Collapse
No announcement yet.

Talking about odd things happening with flower colours ................

Collapse
X
 
  • Filter
  • Time
  • Show
Clear All
new posts

  • Talking about odd things happening with flower colours ................

    These are a few blooms of rose 'Winchester Cathedral'. Normally pure white, but one bloom this year was half pink. The flower to the left of it has one pink petal, all the others are white as usual. Is this due to the weather? Certainly odd, but attractive.

  • #2
    So pretty
    And isn't that one random petal bizarre. I'm not sure it's the weather, more a mutation. Hope you get more two tone flowers.

    Not sure it is the same but if you get a mutation in a tomato plant that affects it giving one or more shoots with the mutation say a yellow fruit on a red fruiting plant then seed saved from that fruit will give plants that are yellow fruited (assuming it's not an F1) similarly the variegated form of Lange Ærmer I found has remained variegated from seed I've saved. If you got just a solo leaf that was variegated it is localised and wouldn't be inherited. Sorry I'm not very clear.

    Be fun if this could be captured

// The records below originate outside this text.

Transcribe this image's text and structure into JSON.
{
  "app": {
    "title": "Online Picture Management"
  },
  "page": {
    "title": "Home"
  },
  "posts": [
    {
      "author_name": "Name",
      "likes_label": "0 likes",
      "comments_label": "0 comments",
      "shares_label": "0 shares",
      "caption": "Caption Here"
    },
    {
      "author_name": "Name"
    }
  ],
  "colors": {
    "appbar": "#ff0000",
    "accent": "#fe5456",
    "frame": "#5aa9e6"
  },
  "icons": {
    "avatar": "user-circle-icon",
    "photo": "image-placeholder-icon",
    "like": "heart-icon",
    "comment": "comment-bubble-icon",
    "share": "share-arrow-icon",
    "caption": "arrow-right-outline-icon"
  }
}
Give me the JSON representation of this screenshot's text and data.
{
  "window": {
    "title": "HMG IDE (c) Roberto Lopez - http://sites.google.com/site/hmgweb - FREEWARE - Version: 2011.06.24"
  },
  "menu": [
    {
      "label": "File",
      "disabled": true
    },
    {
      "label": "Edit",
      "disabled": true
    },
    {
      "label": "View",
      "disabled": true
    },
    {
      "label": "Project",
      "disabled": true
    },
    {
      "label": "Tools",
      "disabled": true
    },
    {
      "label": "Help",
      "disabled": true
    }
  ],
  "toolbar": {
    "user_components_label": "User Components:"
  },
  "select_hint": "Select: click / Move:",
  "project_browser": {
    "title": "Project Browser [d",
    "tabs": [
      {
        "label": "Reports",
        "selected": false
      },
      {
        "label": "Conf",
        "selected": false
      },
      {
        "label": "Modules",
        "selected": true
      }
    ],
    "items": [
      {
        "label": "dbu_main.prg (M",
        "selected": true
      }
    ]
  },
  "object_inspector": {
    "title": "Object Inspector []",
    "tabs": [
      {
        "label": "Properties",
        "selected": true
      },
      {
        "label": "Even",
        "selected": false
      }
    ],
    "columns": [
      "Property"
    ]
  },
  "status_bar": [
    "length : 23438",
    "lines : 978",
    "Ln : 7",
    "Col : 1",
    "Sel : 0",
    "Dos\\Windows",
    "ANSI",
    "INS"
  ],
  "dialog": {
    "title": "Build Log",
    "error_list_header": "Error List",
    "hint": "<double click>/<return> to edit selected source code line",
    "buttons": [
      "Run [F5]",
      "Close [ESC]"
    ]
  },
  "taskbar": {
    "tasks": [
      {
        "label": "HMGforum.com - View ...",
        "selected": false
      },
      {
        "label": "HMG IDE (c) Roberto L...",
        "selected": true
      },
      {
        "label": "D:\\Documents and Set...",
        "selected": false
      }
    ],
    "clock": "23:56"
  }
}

    Comment


    • #3
      I found this https://www.rhs.org.uk/advice/profile?PID=259

      Comment


      • #4
        Thank you. That was an interesting read Jayb. Fluctuating weather, well we had plenty of that!

        I have also done a bit of research. Turns out that rose Winchester Cathedral IS a sport ie a mutation, from a pink rose called Mary Rose. The pink is a little bit of a throwback it seems. Maybe a throwback is not so difficult in a sport. Perhaps the initial mutation was the far more unusual happening. Sort of makes sense to me.

        Comment


        • #5
          Tried to comment on Jayb's first post, but too many characters. I'll put it here instead...

          No, that makes sense. If the mutation's in somatic cells only it won't be heritable (unless you propagate vegetatively), but if it affects sex cells (pollen/ovaries) it might well be.

          Interesting tangent: there was once a case of a pregnant woman who got divorced, and her ex demanded DNA tests to determine if he was the father of her children. Tests showed that he definitely was the father, but she could not possibly be the mother. This was understandably confusing for everyone as she clearly remembered giving birth to them!

          When she gave birth during the legal procedure she was watched the whole time and swabs taken immediately. The tests came back the same. He was the father, she was not the mother. Eventually someone sussed it out: parts of her body (including her ovaries) had a completely different genetic makeup, so when they took swabs from her cheek it didn't match the DNA of her children. She probably started out as non-identical twins, but one embryo absorbed the other at an early stage and only one baby developed, but with patches of cells from each embryo distributed in her body. It's called chimerism.

          It's also possible for a similar effect to happen with an early mutation - that's called a mosaic.

          Comment

          Working...
          X